* **What this task involves**
Within the listing, how many lines hold the word "Кабинет"? Give the number by itself.

* **Material provided**
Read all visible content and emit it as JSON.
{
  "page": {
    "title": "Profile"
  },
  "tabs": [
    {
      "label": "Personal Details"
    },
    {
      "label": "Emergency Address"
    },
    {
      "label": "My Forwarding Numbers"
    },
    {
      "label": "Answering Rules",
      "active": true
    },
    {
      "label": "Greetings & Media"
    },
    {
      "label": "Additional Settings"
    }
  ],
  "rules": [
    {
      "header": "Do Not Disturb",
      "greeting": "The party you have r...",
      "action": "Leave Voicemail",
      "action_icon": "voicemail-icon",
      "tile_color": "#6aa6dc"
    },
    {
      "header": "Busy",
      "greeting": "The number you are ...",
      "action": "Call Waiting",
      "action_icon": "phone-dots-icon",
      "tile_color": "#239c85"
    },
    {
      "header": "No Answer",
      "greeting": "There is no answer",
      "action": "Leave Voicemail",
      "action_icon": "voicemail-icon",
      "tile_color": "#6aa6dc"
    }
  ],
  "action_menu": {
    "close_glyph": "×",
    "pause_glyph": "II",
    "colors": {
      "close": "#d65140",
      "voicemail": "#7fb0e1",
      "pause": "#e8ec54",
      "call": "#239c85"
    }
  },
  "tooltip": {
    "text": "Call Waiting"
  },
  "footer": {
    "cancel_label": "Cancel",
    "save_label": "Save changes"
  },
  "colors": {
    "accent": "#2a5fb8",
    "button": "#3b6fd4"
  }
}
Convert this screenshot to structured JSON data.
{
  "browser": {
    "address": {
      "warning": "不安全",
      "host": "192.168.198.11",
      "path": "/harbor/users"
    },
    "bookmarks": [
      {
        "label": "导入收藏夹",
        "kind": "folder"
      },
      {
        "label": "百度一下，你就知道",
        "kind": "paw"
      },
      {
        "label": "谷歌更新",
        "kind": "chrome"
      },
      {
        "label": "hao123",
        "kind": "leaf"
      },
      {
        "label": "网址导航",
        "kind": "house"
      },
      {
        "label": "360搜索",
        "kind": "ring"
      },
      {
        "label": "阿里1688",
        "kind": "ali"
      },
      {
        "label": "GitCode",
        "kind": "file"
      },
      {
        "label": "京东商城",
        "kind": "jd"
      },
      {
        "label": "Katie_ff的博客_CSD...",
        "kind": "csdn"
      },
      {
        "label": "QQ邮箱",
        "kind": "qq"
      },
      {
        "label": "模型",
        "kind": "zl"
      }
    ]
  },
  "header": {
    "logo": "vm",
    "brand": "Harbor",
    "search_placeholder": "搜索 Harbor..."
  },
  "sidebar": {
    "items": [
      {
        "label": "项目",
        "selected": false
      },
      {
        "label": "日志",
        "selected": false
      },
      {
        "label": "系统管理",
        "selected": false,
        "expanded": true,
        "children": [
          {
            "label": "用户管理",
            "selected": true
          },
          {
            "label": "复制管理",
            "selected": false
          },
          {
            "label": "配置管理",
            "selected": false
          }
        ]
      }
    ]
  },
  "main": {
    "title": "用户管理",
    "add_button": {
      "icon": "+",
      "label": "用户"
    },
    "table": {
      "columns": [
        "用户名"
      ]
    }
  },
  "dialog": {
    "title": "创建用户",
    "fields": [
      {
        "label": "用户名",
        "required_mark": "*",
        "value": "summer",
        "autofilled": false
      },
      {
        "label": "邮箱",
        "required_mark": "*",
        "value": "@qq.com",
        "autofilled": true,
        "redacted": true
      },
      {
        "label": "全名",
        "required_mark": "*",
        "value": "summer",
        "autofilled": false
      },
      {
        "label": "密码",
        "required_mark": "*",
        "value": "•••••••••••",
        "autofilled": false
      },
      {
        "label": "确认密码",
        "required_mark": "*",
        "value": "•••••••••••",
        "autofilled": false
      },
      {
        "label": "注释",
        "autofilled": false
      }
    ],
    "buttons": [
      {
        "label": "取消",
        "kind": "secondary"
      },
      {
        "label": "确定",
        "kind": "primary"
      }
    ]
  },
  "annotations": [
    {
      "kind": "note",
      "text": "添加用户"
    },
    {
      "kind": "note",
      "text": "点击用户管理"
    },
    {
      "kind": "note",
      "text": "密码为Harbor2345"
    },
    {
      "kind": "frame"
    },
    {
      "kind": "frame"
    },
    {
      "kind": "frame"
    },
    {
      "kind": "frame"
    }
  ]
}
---
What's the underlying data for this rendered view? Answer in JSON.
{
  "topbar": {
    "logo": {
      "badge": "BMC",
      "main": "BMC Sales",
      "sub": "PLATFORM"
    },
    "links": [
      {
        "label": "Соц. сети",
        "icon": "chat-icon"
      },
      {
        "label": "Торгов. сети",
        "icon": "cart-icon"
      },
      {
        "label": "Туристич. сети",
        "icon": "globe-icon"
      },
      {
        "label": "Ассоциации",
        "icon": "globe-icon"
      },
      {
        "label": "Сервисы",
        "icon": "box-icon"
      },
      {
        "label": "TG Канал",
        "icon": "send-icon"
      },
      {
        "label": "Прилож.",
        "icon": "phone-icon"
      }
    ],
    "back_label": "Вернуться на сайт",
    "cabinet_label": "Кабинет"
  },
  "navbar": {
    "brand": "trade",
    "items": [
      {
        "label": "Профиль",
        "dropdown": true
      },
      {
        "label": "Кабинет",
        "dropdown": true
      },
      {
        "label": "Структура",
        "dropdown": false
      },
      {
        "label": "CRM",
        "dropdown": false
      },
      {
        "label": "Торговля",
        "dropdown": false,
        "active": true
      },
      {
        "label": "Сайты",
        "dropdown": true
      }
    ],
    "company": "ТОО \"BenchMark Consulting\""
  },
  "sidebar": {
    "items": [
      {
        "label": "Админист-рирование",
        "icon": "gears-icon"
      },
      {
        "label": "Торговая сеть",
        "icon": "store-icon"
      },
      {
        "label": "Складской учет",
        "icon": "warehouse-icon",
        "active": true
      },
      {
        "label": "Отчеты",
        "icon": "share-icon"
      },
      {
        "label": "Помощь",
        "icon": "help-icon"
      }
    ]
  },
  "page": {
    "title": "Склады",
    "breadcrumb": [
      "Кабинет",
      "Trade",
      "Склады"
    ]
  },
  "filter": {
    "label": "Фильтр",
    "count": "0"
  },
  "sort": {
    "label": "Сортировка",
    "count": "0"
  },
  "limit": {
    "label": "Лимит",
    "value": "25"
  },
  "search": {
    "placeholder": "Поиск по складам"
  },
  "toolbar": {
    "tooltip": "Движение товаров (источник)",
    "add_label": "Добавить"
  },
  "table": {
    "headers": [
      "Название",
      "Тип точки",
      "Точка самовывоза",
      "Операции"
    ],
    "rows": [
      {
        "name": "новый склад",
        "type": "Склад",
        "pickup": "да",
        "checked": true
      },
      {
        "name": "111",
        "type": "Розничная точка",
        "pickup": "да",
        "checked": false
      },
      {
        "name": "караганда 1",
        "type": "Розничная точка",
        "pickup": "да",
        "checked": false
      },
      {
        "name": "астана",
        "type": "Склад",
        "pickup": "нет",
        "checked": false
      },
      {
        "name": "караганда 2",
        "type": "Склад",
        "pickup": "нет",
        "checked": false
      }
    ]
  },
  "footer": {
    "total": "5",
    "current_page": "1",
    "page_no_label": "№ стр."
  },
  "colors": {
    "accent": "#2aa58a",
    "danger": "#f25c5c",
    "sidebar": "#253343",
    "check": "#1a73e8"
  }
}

* **Exercise output**
3